PROBLEM:
Below are entries; work out how many of their lines hold "drive", giving only that number.

Component data from apps and pages
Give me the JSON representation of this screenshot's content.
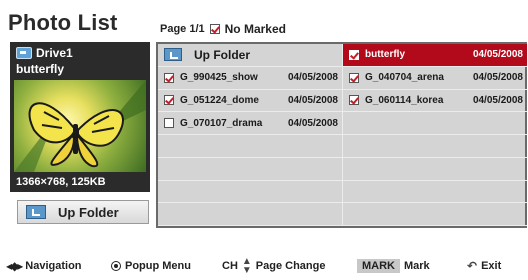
{
  "header": {
    "title": "Photo List",
    "page": "Page 1/1",
    "marked_status": "No Marked"
  },
  "preview": {
    "drive": "Drive1",
    "filename": "butterfly",
    "info": "1366×768, 125KB"
  },
  "left_button": {
    "label": "Up Folder"
  },
  "grid": {
    "up_folder_label": "Up Folder",
    "items": [
      {
        "name": "butterfly",
        "date": "04/05/2008",
        "marked": true,
        "selected": true
      },
      {
        "name": "G_990425_show",
        "date": "04/05/2008",
        "marked": true,
        "selected": false
      },
      {
        "name": "G_040704_arena",
        "date": "04/05/2008",
        "marked": true,
        "selected": false
      },
      {
        "name": "G_051224_dome",
        "date": "04/05/2008",
        "marked": true,
        "selected": false
      },
      {
        "name": "G_060114_korea",
        "date": "04/05/2008",
        "marked": true,
        "selected": false
      },
      {
        "name": "G_070107_drama",
        "date": "04/05/2008",
        "marked": false,
        "selected": false
      }
    ]
  },
  "footer": {
    "navigation": "Navigation",
    "popup": "Popup Menu",
    "ch_key": "CH",
    "page_change": "Page Change",
    "mark_key": "MARK",
    "mark": "Mark",
    "exit": "Exit"
  },
  "colors": {
    "selected_bg": "#b20a1a",
    "grid_bg": "#d4d4d4",
    "check_mark": "#c0202a"
  },
  "icons": {
    "drive": "usb-drive-icon",
    "folder": "up-folder-icon",
    "navigation": "four-way-arrows-icon",
    "popup": "ok-button-icon",
    "ch": "up-down-chevron-icon",
    "exit": "return-icon"
  }
}
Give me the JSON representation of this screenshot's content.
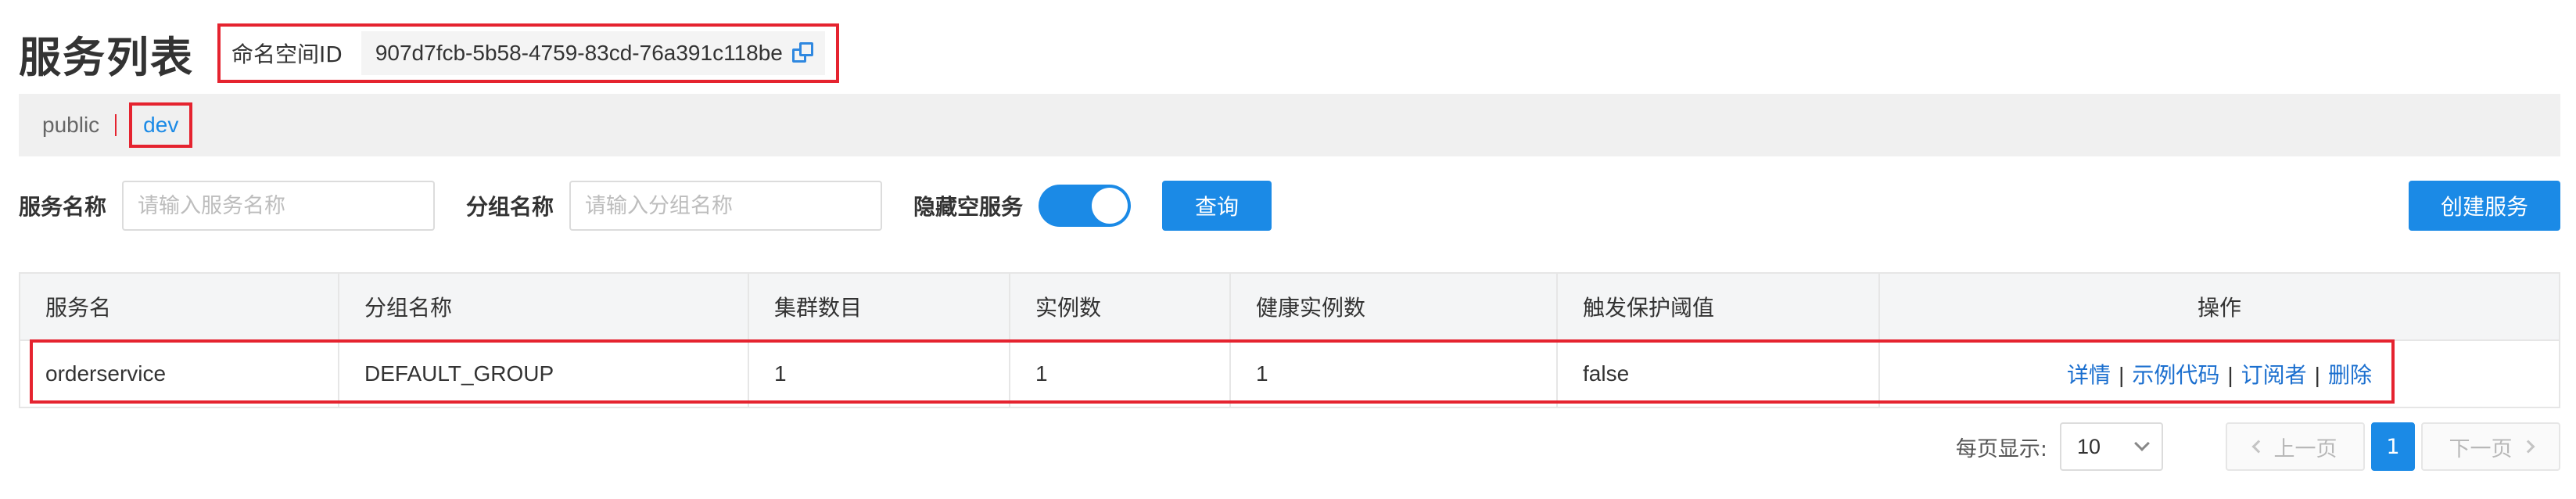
{
  "page": {
    "title": "服务列表"
  },
  "namespace": {
    "label": "命名空间ID",
    "id": "907d7fcb-5b58-4759-83cd-76a391c118be",
    "tabs": [
      {
        "label": "public",
        "active": false
      },
      {
        "label": "dev",
        "active": true
      }
    ]
  },
  "filters": {
    "service_name_label": "服务名称",
    "service_name_placeholder": "请输入服务名称",
    "group_name_label": "分组名称",
    "group_name_placeholder": "请输入分组名称",
    "hide_empty_label": "隐藏空服务",
    "hide_empty_on": true,
    "query_button": "查询",
    "create_button": "创建服务"
  },
  "table": {
    "columns": [
      "服务名",
      "分组名称",
      "集群数目",
      "实例数",
      "健康实例数",
      "触发保护阈值",
      "操作"
    ],
    "rows": [
      {
        "service": "orderservice",
        "group": "DEFAULT_GROUP",
        "clusters": "1",
        "instances": "1",
        "healthy": "1",
        "threshold": "false",
        "actions": [
          "详情",
          "示例代码",
          "订阅者",
          "删除"
        ]
      }
    ]
  },
  "pagination": {
    "page_size_label": "每页显示:",
    "page_size": "10",
    "prev": "上一页",
    "current_page": "1",
    "next": "下一页"
  },
  "colors": {
    "primary": "#1b8ae6",
    "highlight": "#e5232f",
    "link": "#1b6fcf"
  }
}
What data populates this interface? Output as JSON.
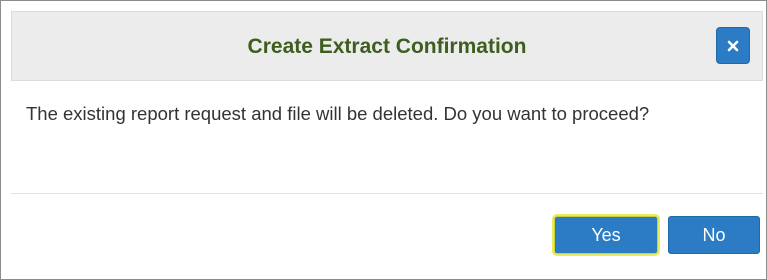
{
  "dialog": {
    "title": "Create Extract Confirmation",
    "close_icon": "close-icon",
    "message": "The existing report request and file will be deleted. Do you want to proceed?",
    "buttons": {
      "yes_label": "Yes",
      "no_label": "No"
    },
    "colors": {
      "title": "#3d5e1e",
      "button": "#2b7cc4",
      "focus_outline": "#e6ec5a"
    }
  }
}
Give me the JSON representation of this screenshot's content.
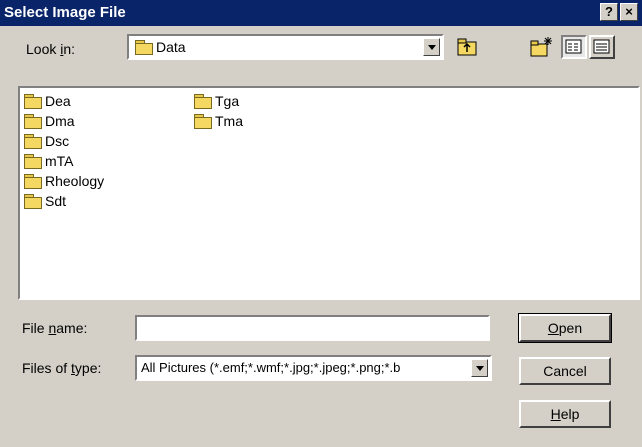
{
  "window": {
    "title": "Select Image File",
    "help_button": "?",
    "close_button": "×"
  },
  "look_in": {
    "label_pre": "Look ",
    "label_accel": "i",
    "label_post": "n:",
    "value": "Data"
  },
  "files": [
    {
      "name": "Dea",
      "type": "folder"
    },
    {
      "name": "Dma",
      "type": "folder"
    },
    {
      "name": "Dsc",
      "type": "folder"
    },
    {
      "name": "mTA",
      "type": "folder"
    },
    {
      "name": "Rheology",
      "type": "folder"
    },
    {
      "name": "Sdt",
      "type": "folder"
    },
    {
      "name": "Tga",
      "type": "folder"
    },
    {
      "name": "Tma",
      "type": "folder"
    }
  ],
  "file_name": {
    "label_pre": "File ",
    "label_accel": "n",
    "label_post": "ame:",
    "value": ""
  },
  "file_type": {
    "label_pre": "Files of ",
    "label_accel": "t",
    "label_post": "ype:",
    "value": "All Pictures (*.emf;*.wmf;*.jpg;*.jpeg;*.png;*.b"
  },
  "buttons": {
    "open_accel": "O",
    "open_rest": "pen",
    "cancel": "Cancel",
    "help_accel": "H",
    "help_rest": "elp"
  },
  "icons": [
    "folder-icon",
    "up-one-level-icon",
    "new-folder-icon",
    "list-view-icon",
    "details-view-icon",
    "dropdown-arrow-icon"
  ],
  "colors": {
    "titlebar": "#0a246a",
    "dialog_bg": "#d4d0c8",
    "folder": "#f4d861"
  }
}
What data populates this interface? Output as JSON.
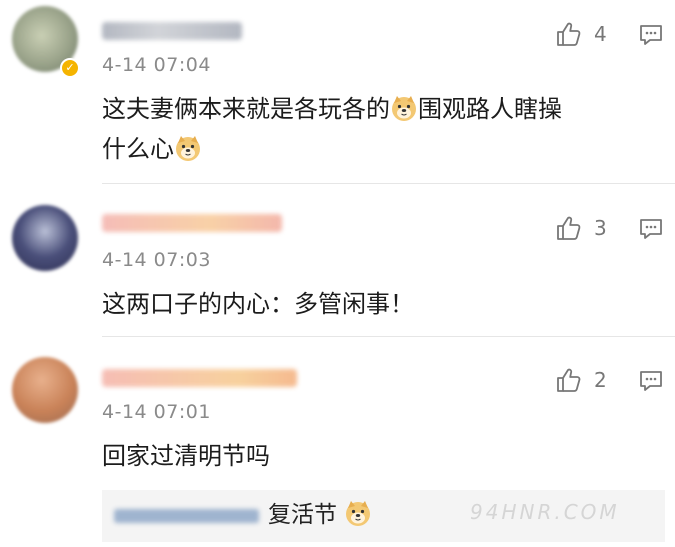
{
  "comments": [
    {
      "time": "4-14 07:04",
      "text_parts": [
        "这夫妻俩本来就是各玩各的",
        "围观路人瞎操",
        "什么心"
      ],
      "likes": "4",
      "verified": true
    },
    {
      "time": "4-14 07:03",
      "text": "这两口子的内心：多管闲事！",
      "likes": "3"
    },
    {
      "time": "4-14 07:01",
      "text": "回家过清明节吗",
      "likes": "2",
      "reply": {
        "text": "复活节"
      }
    }
  ],
  "icons": {
    "like": "thumbs-up-icon",
    "reply": "comment-icon",
    "emoji": "doge-emoji-icon",
    "verified": "verified-badge-icon"
  },
  "colors": {
    "time": "#8a8a8a",
    "divider": "#e6e6e6",
    "verified": "#f5b400",
    "reply_bg": "#f4f4f4"
  },
  "watermark": "94HNR.COM"
}
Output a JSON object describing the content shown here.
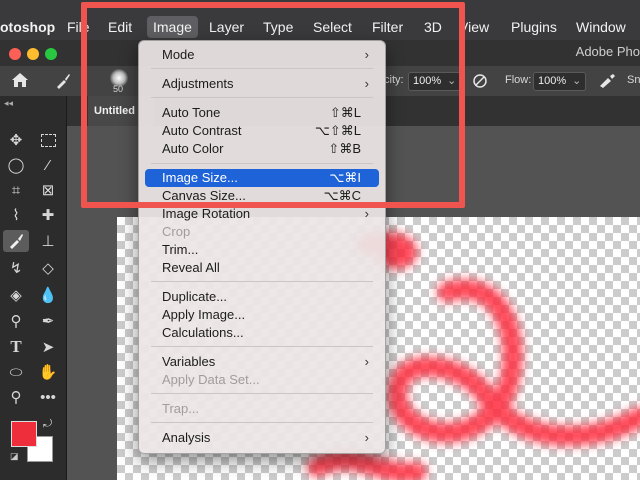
{
  "menubar": {
    "app_name": "otoshop",
    "items": [
      "File",
      "Edit",
      "Image",
      "Layer",
      "Type",
      "Select",
      "Filter",
      "3D",
      "View",
      "Plugins",
      "Window"
    ],
    "active": "Image"
  },
  "window": {
    "title": "Adobe Pho"
  },
  "options_bar": {
    "brush_size": "50",
    "opacity_label": "city:",
    "opacity_value": "100%",
    "flow_label": "Flow:",
    "flow_value": "100%",
    "smoothing_label": "Sn"
  },
  "document_tab": {
    "label": "Untitled"
  },
  "colors": {
    "foreground": "#ee2e3a",
    "background": "#ffffff",
    "accent": "#1f63d8",
    "frame": "#f0544e"
  },
  "image_menu": {
    "mode": "Mode",
    "adjustments": "Adjustments",
    "auto_tone": {
      "label": "Auto Tone",
      "shortcut": "⇧⌘L"
    },
    "auto_contrast": {
      "label": "Auto Contrast",
      "shortcut": "⌥⇧⌘L"
    },
    "auto_color": {
      "label": "Auto Color",
      "shortcut": "⇧⌘B"
    },
    "image_size": {
      "label": "Image Size...",
      "shortcut": "⌥⌘I"
    },
    "canvas_size": {
      "label": "Canvas Size...",
      "shortcut": "⌥⌘C"
    },
    "image_rotation": "Image Rotation",
    "crop": "Crop",
    "trim": "Trim...",
    "reveal_all": "Reveal All",
    "duplicate": "Duplicate...",
    "apply_image": "Apply Image...",
    "calculations": "Calculations...",
    "variables": "Variables",
    "apply_data_set": "Apply Data Set...",
    "trap": "Trap...",
    "analysis": "Analysis"
  }
}
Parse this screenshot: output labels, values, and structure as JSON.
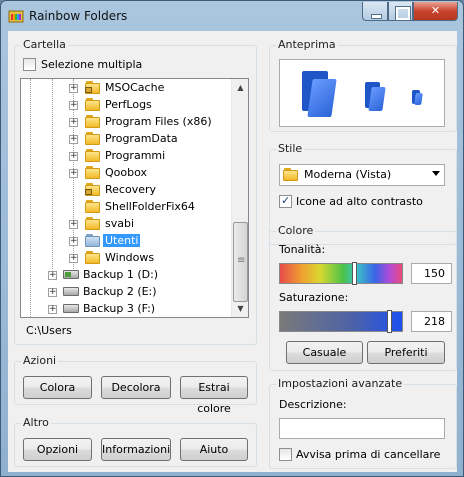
{
  "window": {
    "title": "Rainbow Folders"
  },
  "folder_group": {
    "label": "Cartella",
    "multi_select_label": "Selezione multipla",
    "multi_select_checked": false,
    "tree": [
      {
        "label": "MSOCache",
        "icon": "folder-lock"
      },
      {
        "label": "PerfLogs",
        "icon": "folder"
      },
      {
        "label": "Program Files (x86)",
        "icon": "folder"
      },
      {
        "label": "ProgramData",
        "icon": "folder"
      },
      {
        "label": "Programmi",
        "icon": "folder"
      },
      {
        "label": "Qoobox",
        "icon": "folder"
      },
      {
        "label": "Recovery",
        "icon": "folder-lock"
      },
      {
        "label": "ShellFolderFix64",
        "icon": "folder"
      },
      {
        "label": "svabi",
        "icon": "folder"
      },
      {
        "label": "Utenti",
        "icon": "folder-blue",
        "selected": true
      },
      {
        "label": "Windows",
        "icon": "folder"
      },
      {
        "label": "Backup 1 (D:)",
        "icon": "drive-green"
      },
      {
        "label": "Backup 2 (E:)",
        "icon": "drive"
      },
      {
        "label": "Backup 3 (F:)",
        "icon": "drive"
      }
    ],
    "path": "C:\\Users"
  },
  "actions_group": {
    "label": "Azioni",
    "buttons": {
      "colorize": "Colora",
      "decolorize": "Decolora",
      "extract": "Estrai colore"
    }
  },
  "other_group": {
    "label": "Altro",
    "buttons": {
      "options": "Opzioni",
      "info": "Informazioni",
      "help": "Aiuto"
    }
  },
  "preview_group": {
    "label": "Anteprima",
    "folder_color": "#2a63d8"
  },
  "style_group": {
    "label": "Stile",
    "style_value": "Moderna (Vista)",
    "high_contrast_label": "Icone ad alto contrasto",
    "high_contrast_checked": true
  },
  "color_group": {
    "label": "Colore",
    "hue_label": "Tonalità:",
    "hue_value": "150",
    "saturation_label": "Saturazione:",
    "saturation_value": "218",
    "random_button": "Casuale",
    "favorites_button": "Preferiti"
  },
  "advanced_group": {
    "label": "Impostazioni avanzate",
    "description_label": "Descrizione:",
    "description_value": "",
    "confirm_delete_label": "Avvisa prima di cancellare",
    "confirm_delete_checked": false
  }
}
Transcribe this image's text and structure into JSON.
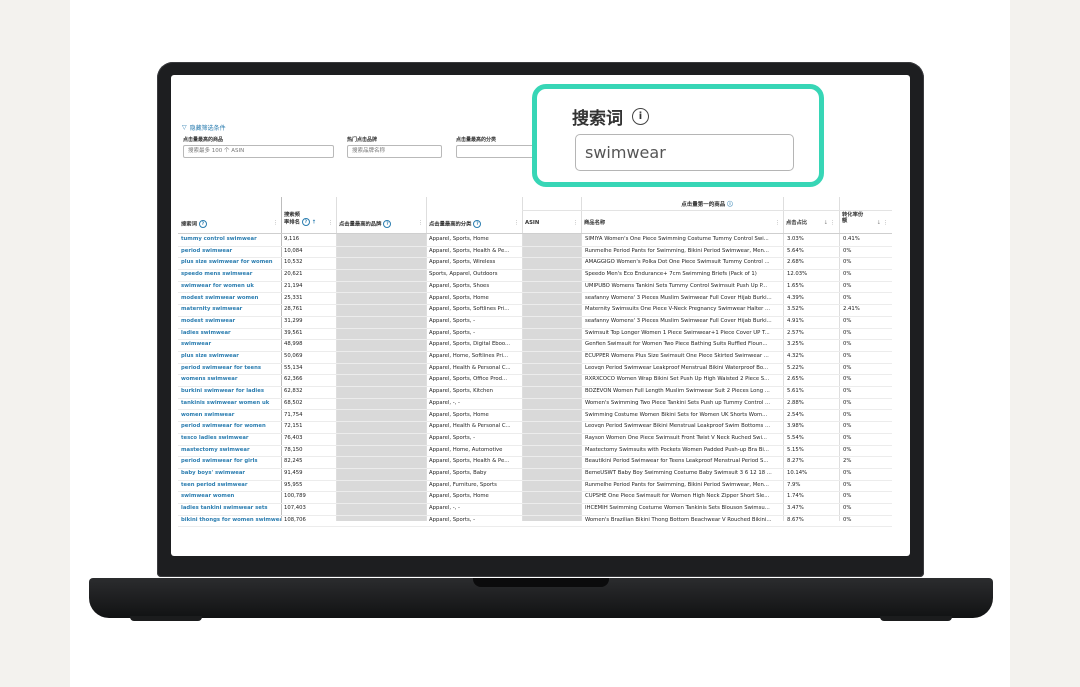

TASK OUTPUT:
5